INSTRUCTIONS FOR THE TASK — The string "this" appears in some lines of the entries that follow; copy each such line.

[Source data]
== Segment start ==
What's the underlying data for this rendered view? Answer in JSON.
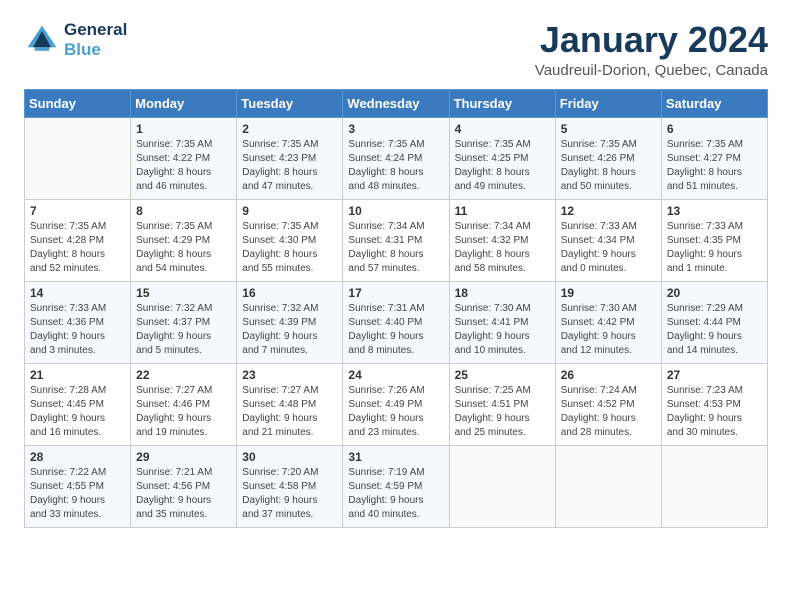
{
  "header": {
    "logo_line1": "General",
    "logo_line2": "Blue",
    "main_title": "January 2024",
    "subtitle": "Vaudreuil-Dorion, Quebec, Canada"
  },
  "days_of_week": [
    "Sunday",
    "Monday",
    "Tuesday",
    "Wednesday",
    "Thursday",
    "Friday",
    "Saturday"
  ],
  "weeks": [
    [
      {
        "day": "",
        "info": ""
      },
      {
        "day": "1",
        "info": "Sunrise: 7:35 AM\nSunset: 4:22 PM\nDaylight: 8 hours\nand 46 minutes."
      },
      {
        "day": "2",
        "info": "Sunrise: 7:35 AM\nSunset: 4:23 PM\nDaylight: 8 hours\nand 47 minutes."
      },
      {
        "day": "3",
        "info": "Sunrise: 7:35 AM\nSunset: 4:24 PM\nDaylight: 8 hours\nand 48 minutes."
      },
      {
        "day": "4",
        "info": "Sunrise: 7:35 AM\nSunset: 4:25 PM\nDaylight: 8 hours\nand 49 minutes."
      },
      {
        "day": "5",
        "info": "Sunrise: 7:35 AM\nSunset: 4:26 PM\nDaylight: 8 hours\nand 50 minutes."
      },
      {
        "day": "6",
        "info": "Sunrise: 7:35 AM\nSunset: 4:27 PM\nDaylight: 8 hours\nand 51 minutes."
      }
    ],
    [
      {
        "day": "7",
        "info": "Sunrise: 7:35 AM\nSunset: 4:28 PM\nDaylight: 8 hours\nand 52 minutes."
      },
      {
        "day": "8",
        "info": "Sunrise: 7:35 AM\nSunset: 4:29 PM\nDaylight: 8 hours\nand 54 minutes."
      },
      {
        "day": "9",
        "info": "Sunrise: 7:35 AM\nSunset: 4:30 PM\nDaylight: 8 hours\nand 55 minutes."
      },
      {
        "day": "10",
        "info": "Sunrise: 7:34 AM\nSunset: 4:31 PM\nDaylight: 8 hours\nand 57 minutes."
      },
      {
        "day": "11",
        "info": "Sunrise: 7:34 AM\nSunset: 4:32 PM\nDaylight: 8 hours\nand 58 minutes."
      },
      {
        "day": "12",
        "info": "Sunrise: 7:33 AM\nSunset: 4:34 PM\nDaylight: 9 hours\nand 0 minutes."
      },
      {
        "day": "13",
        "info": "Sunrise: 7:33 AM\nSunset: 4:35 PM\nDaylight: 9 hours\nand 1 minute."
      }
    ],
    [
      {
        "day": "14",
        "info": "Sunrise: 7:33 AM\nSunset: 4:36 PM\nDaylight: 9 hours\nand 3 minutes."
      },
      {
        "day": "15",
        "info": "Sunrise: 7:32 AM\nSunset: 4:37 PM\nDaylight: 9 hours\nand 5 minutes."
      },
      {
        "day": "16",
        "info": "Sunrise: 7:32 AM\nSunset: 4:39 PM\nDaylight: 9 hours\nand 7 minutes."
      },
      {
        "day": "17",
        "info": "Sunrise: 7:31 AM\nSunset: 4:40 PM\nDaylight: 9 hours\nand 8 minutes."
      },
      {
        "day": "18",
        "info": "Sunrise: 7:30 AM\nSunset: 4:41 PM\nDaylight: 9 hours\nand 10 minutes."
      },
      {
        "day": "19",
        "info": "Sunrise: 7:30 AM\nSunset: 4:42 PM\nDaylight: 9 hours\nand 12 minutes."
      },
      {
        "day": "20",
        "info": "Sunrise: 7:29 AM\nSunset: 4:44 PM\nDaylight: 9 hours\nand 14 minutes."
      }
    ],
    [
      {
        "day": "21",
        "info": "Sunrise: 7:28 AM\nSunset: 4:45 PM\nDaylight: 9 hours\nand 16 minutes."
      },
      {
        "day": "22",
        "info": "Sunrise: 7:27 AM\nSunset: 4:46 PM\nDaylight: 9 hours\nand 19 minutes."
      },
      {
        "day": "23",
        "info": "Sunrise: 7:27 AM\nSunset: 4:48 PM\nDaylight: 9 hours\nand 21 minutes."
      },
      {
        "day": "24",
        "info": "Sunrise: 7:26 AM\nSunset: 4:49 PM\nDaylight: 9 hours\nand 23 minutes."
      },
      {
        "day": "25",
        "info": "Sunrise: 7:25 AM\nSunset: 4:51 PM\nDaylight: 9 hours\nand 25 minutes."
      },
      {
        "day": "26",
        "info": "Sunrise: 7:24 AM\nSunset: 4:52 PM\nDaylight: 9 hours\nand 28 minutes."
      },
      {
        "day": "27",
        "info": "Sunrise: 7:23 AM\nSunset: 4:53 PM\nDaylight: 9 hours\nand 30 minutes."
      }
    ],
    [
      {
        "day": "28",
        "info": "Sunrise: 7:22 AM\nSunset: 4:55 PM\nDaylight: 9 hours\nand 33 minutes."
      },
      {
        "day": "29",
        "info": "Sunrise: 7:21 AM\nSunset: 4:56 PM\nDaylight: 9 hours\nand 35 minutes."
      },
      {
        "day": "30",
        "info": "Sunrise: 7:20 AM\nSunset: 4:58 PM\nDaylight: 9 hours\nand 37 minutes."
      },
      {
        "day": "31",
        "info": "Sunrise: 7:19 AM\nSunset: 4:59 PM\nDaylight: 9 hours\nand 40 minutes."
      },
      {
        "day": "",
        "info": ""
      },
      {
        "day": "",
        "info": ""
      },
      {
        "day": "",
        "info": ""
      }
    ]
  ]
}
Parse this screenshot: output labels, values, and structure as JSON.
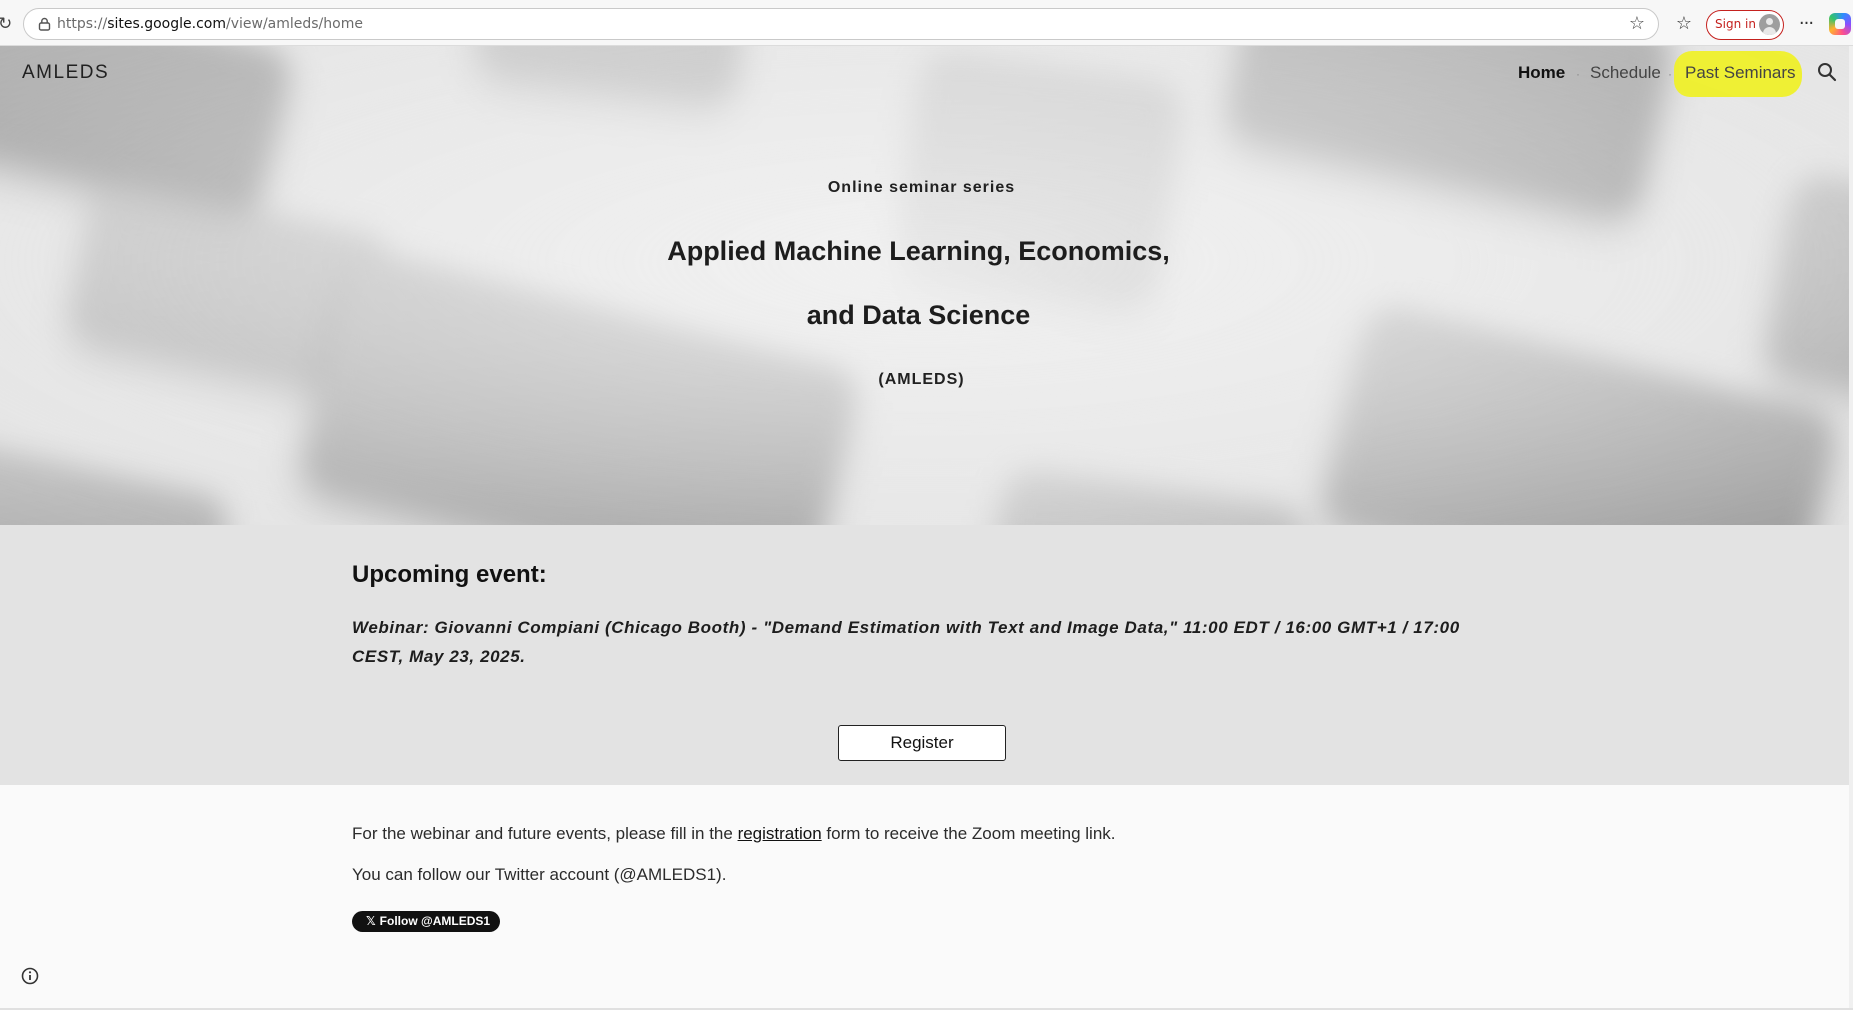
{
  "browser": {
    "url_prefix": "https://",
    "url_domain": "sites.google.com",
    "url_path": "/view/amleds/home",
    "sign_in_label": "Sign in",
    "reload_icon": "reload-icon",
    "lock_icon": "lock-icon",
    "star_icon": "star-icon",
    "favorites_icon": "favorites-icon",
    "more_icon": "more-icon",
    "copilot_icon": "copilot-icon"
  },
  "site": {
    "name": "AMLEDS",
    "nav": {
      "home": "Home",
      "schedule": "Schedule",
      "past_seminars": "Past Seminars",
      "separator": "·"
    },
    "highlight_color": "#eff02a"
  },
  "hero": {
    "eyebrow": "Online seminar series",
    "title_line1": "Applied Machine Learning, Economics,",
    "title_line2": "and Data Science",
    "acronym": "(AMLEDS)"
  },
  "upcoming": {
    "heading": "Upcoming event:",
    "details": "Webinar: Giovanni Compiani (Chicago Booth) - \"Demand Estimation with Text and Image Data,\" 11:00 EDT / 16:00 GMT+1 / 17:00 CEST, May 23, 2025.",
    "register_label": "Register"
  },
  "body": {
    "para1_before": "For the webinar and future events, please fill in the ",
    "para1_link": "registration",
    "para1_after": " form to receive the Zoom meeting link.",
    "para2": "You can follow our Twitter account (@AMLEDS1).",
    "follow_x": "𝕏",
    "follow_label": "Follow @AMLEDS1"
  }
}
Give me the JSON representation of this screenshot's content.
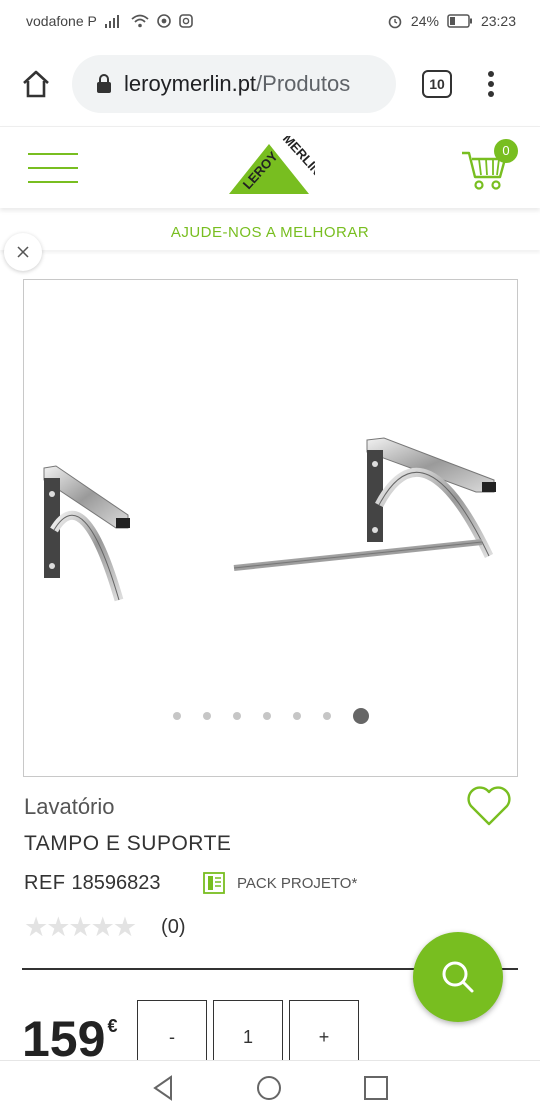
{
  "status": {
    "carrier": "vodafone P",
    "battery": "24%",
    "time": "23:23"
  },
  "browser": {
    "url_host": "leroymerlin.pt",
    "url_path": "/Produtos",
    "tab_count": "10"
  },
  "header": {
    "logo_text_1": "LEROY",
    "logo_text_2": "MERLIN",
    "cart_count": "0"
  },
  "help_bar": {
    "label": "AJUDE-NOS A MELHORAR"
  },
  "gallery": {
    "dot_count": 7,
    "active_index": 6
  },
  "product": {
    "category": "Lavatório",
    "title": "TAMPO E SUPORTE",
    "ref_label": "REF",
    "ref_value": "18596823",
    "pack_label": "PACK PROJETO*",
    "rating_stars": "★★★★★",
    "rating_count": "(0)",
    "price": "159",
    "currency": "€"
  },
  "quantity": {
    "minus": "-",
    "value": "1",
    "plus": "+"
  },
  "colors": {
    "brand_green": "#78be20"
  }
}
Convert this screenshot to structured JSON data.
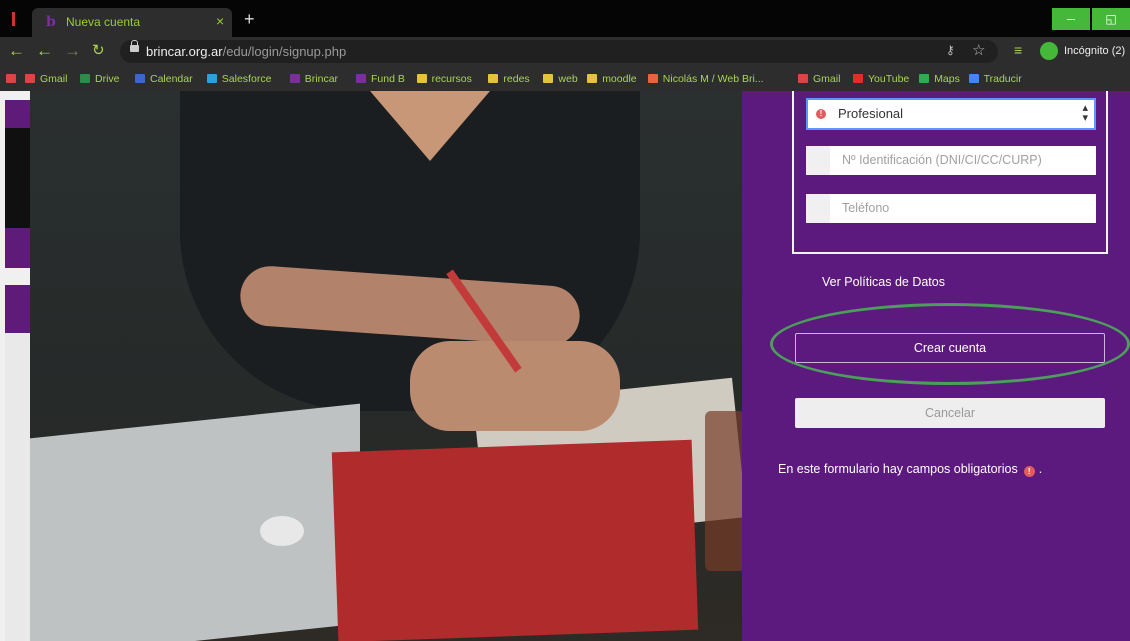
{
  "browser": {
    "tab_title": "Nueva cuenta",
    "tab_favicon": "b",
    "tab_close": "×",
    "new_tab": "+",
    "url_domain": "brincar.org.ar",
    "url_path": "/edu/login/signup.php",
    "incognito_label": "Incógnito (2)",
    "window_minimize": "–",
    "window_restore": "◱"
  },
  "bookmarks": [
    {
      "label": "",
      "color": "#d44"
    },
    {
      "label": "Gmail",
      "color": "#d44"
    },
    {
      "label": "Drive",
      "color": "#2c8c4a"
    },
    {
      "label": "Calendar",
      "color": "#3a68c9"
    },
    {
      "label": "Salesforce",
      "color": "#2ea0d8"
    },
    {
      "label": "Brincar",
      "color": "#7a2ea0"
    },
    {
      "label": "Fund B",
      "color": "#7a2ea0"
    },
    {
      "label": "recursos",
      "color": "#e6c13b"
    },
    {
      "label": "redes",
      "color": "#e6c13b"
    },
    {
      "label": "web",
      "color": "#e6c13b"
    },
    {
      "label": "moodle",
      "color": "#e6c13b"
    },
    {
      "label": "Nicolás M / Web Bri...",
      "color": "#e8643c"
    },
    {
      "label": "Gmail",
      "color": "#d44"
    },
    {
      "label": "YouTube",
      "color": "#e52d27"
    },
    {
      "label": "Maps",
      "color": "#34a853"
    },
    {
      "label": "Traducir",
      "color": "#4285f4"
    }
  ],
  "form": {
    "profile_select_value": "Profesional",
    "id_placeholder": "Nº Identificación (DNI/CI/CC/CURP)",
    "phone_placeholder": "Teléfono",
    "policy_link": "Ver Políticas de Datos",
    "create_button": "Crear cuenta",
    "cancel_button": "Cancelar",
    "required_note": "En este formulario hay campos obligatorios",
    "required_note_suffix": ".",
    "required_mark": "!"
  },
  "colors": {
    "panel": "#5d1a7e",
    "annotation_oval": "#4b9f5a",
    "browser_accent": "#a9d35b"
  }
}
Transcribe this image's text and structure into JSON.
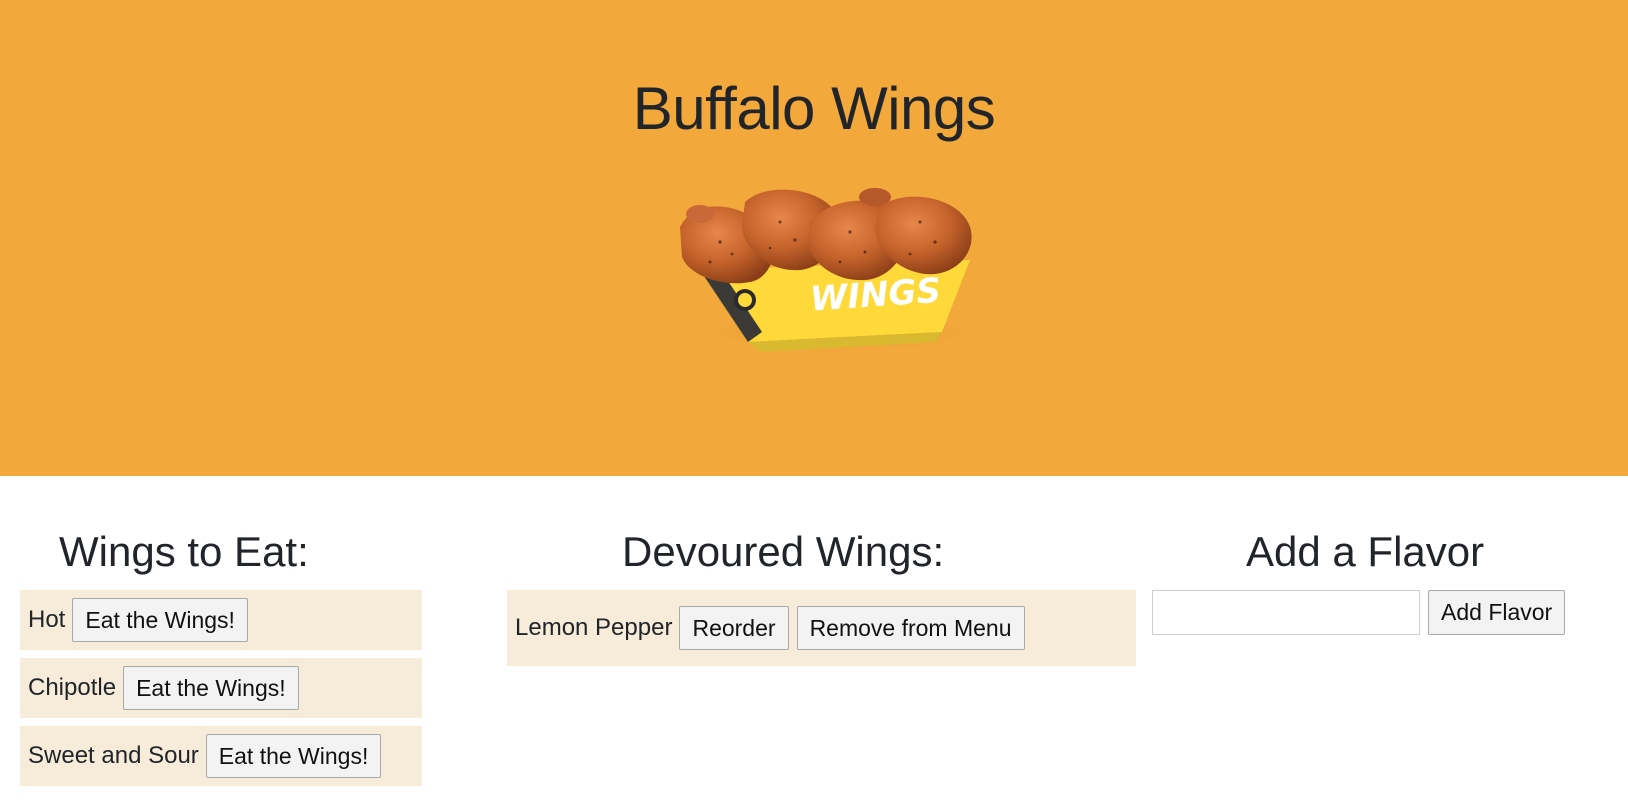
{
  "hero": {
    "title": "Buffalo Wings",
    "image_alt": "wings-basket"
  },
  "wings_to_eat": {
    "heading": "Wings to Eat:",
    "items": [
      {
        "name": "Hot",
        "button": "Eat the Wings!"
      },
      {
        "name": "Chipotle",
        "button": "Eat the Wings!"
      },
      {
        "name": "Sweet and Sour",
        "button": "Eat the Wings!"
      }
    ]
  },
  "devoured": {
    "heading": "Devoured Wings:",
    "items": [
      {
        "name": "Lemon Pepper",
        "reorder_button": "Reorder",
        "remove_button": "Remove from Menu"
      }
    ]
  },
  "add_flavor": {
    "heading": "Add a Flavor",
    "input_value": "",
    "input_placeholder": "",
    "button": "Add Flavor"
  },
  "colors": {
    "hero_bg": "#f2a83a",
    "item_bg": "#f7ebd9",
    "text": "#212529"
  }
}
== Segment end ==
PROBLEM SOLUTION —
What's the underlying data for this rendered view? Answer in JSON.
Parse this screenshot: output labels, values, and structure as JSON.
Give me the JSON representation of this screenshot's content.
Convert this screenshot to structured JSON data.
Transcribe this image's text and structure into JSON.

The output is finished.